How neural circuits implement natural vision
At any given moment, the neuronal circuits in the brain receive and process sensory information that permits us to perceive and interact with the environment. Yet it remains unclear how the visual brain processes natural stimuli. Together with an international team of researchers from the Centre Nationale de la Recherche Scientifique (CNRS) in Marseille, the CNRS in Gif-Sur-Yvette, and New York State University, neuroscientists Jens Kremkow and Ad Aertsen from the Bernstein Center Freiburg have developed a new computational model that simulates how neurons in the visual cortex process sensory stimuli. This model may help neuroscientists to better understand how neuronal networks in the visual system process natural stimuli. The study has now been published in the journal Frontiers in Neural Circuits.
For decades, researchers have used simple artificial stimuli like moving bars to study the function of neuronal circuits in the visual system. In recent years, natural stimuli from the perception of daily life have taken on an increasingly important role in neuroscientific experiments. "Studies revealed that the activity of neurons in the primary visual cortex was fundamentally different when they were exposed to artificial stimuli or to natural stimuli. While artificial stimuli evoked strong but temporally variable neuronal responses, neuronal responses to natural stimuli were weak but temporally precise. But we still did not understand why the neuronal networks change their activity dynamics in these cases," says Kremkow. With the help of their model, Kremkow and his colleagues have now provided a potential explanation: The distinctive neuronal responses may be the result of features commonly found in the pathways between the retina and the cortex.
In particular, the precise interplay of excitatory and inhibitory synaptic inputs in the receptive fields of neurons in the visual cortex turned out to play a significant role. The receptive fields of neurons in the visual cortex work similar to a camera sensor.
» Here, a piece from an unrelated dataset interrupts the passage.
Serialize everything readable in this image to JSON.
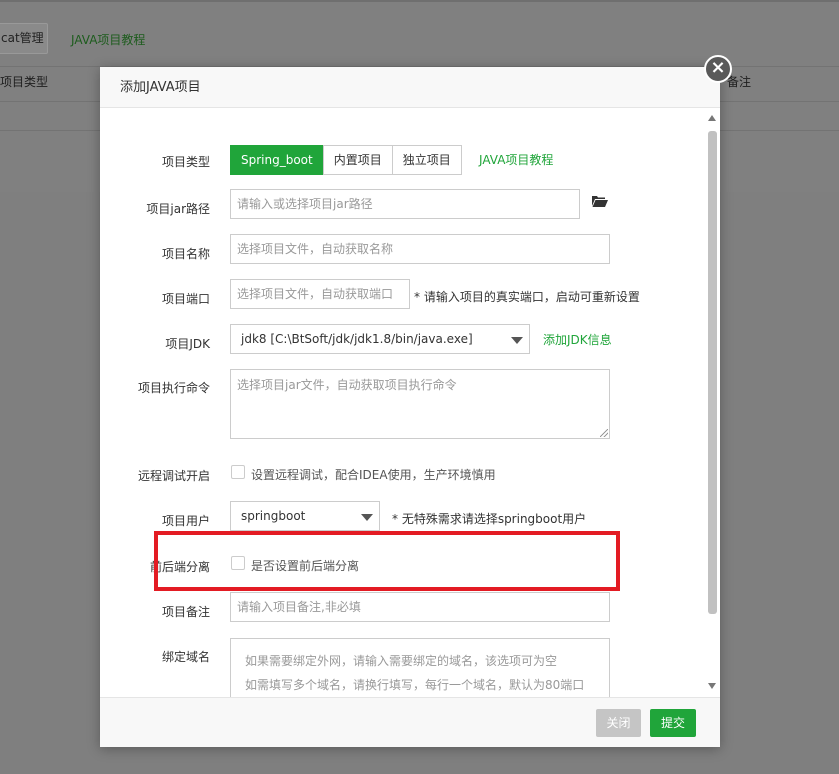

They do not deliver sharp images of the environment but rather encode specific properties of the visual scene and contain excitatory and inhibitory areas. Artificial stimuli evoked temporally non-overlapping excitation and inhibition and strong neuronal responses. When the neurons were exposed to natural stimuli, on the other hand, excitation and inhibition were temporally correlated, which explains the weak neuronal responses during natural viewing. In the opinion of Kremkow and Aertsen, this so-called push-and-pull mechanism could also be applied to the neuronal processing of natural stimuli in other sensory systems. Perhaps its malfunction could even be linked to perceptual impairments, in which case these results could lead to more questions for medical research.